[Component data from apps and pages]

#####

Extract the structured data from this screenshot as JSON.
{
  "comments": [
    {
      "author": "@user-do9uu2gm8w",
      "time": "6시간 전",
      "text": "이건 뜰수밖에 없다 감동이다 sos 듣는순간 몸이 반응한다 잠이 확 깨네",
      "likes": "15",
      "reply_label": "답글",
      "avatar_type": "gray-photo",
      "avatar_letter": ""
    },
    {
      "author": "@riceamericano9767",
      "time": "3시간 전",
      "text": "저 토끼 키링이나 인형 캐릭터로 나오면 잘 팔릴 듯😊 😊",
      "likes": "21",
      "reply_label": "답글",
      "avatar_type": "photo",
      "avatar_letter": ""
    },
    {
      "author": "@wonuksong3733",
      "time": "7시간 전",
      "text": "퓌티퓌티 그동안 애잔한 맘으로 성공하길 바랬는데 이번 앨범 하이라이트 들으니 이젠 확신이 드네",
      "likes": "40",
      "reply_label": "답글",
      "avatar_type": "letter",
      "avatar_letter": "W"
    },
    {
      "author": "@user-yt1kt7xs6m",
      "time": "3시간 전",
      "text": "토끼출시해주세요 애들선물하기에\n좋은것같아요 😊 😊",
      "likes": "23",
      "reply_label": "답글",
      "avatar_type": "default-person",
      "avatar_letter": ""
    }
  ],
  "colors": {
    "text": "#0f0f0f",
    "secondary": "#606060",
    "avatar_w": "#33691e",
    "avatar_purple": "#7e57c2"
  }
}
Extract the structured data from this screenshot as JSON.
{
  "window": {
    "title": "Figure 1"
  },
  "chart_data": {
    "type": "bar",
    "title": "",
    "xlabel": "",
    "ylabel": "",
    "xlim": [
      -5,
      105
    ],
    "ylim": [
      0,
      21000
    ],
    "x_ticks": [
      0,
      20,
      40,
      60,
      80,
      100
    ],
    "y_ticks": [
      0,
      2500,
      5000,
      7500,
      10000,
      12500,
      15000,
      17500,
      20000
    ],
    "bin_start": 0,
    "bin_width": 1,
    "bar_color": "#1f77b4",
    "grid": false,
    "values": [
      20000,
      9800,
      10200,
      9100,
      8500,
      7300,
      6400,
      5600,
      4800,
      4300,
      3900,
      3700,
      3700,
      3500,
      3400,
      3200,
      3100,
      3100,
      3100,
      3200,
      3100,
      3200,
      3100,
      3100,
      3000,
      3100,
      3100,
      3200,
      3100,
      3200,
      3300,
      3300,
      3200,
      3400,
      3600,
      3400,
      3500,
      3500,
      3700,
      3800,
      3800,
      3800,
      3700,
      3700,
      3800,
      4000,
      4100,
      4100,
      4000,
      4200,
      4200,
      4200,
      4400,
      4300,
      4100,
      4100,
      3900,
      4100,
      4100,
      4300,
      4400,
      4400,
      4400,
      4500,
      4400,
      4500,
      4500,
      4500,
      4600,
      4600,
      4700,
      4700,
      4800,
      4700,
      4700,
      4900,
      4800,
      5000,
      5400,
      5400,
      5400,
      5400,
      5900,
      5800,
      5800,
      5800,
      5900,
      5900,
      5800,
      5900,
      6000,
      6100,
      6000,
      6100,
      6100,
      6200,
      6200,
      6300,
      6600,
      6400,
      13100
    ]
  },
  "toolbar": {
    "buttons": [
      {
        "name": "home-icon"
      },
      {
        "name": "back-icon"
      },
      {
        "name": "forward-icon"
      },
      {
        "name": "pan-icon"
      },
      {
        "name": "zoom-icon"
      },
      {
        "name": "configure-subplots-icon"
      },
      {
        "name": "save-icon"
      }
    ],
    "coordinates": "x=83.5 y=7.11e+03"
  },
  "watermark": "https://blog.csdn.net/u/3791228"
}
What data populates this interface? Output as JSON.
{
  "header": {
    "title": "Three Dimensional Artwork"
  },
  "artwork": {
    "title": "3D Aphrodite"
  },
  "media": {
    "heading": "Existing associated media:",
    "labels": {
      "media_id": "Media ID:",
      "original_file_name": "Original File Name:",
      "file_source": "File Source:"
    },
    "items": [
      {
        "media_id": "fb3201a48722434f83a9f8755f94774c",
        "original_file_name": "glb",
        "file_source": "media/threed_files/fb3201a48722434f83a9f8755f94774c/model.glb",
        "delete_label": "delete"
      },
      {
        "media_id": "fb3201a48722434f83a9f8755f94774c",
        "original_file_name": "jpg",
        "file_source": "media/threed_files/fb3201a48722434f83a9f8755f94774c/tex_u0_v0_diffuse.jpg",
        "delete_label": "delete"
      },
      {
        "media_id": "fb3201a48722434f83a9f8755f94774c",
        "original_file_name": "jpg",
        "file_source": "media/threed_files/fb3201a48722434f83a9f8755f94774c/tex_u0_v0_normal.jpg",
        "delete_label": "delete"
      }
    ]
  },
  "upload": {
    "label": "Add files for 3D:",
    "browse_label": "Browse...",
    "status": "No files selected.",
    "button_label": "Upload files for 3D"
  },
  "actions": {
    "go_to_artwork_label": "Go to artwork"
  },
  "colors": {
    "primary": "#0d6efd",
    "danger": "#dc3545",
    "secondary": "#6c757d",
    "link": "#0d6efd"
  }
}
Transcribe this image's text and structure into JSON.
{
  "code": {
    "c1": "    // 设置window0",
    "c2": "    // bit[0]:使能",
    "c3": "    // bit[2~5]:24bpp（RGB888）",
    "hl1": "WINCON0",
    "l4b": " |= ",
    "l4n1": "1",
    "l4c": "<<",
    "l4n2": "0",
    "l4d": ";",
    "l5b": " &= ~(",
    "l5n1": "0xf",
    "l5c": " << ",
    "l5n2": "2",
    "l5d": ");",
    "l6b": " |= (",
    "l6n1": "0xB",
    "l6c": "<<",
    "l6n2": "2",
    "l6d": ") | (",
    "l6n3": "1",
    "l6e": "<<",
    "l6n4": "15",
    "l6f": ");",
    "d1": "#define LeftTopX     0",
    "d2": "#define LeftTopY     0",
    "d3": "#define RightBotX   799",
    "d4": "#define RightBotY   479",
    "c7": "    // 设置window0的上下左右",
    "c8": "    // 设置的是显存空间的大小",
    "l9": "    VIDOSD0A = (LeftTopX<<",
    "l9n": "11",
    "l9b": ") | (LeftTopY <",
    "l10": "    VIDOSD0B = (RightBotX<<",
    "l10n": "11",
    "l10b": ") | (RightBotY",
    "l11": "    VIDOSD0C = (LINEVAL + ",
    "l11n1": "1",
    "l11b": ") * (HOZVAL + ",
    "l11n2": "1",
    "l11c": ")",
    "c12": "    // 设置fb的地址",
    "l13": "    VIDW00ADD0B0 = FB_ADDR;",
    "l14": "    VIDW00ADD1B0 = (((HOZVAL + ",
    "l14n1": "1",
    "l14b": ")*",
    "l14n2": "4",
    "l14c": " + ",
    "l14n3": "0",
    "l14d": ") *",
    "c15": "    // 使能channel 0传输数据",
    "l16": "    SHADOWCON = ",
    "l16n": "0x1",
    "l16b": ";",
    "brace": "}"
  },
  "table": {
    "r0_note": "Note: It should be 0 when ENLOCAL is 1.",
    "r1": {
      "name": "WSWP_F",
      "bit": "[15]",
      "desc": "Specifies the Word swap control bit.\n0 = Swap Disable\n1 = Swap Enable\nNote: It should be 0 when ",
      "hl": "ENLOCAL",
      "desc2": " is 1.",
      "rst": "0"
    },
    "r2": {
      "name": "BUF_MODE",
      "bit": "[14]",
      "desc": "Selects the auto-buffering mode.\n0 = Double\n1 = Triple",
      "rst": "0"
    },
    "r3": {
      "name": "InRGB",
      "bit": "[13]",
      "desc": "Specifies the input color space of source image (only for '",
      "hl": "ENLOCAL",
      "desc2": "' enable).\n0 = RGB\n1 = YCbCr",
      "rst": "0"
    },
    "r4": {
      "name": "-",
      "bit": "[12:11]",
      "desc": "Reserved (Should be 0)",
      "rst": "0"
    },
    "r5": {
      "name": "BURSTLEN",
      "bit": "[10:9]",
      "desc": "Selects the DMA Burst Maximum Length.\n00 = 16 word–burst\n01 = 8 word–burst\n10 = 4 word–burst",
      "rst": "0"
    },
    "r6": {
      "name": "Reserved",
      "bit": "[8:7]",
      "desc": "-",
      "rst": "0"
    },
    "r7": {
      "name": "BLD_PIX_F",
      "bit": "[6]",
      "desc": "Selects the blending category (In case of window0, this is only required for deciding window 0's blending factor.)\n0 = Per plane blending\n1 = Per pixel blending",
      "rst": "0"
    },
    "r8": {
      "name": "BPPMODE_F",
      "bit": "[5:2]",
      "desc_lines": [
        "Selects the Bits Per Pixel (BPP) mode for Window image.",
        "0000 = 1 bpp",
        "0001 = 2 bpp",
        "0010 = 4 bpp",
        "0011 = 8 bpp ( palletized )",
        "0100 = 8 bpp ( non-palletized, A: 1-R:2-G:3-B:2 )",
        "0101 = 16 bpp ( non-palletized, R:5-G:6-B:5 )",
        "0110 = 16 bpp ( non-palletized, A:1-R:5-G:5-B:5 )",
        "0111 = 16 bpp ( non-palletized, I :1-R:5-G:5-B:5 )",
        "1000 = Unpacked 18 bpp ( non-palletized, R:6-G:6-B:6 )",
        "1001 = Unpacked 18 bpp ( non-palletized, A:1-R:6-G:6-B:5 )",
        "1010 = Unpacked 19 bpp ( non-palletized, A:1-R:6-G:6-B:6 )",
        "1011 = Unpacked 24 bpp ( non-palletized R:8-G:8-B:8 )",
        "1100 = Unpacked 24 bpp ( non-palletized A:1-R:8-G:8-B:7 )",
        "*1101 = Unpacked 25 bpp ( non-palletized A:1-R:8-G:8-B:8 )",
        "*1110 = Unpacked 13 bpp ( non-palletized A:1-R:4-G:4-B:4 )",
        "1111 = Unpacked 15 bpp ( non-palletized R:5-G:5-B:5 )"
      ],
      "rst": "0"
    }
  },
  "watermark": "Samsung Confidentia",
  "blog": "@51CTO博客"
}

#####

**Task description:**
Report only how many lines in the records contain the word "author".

**Task output:**
4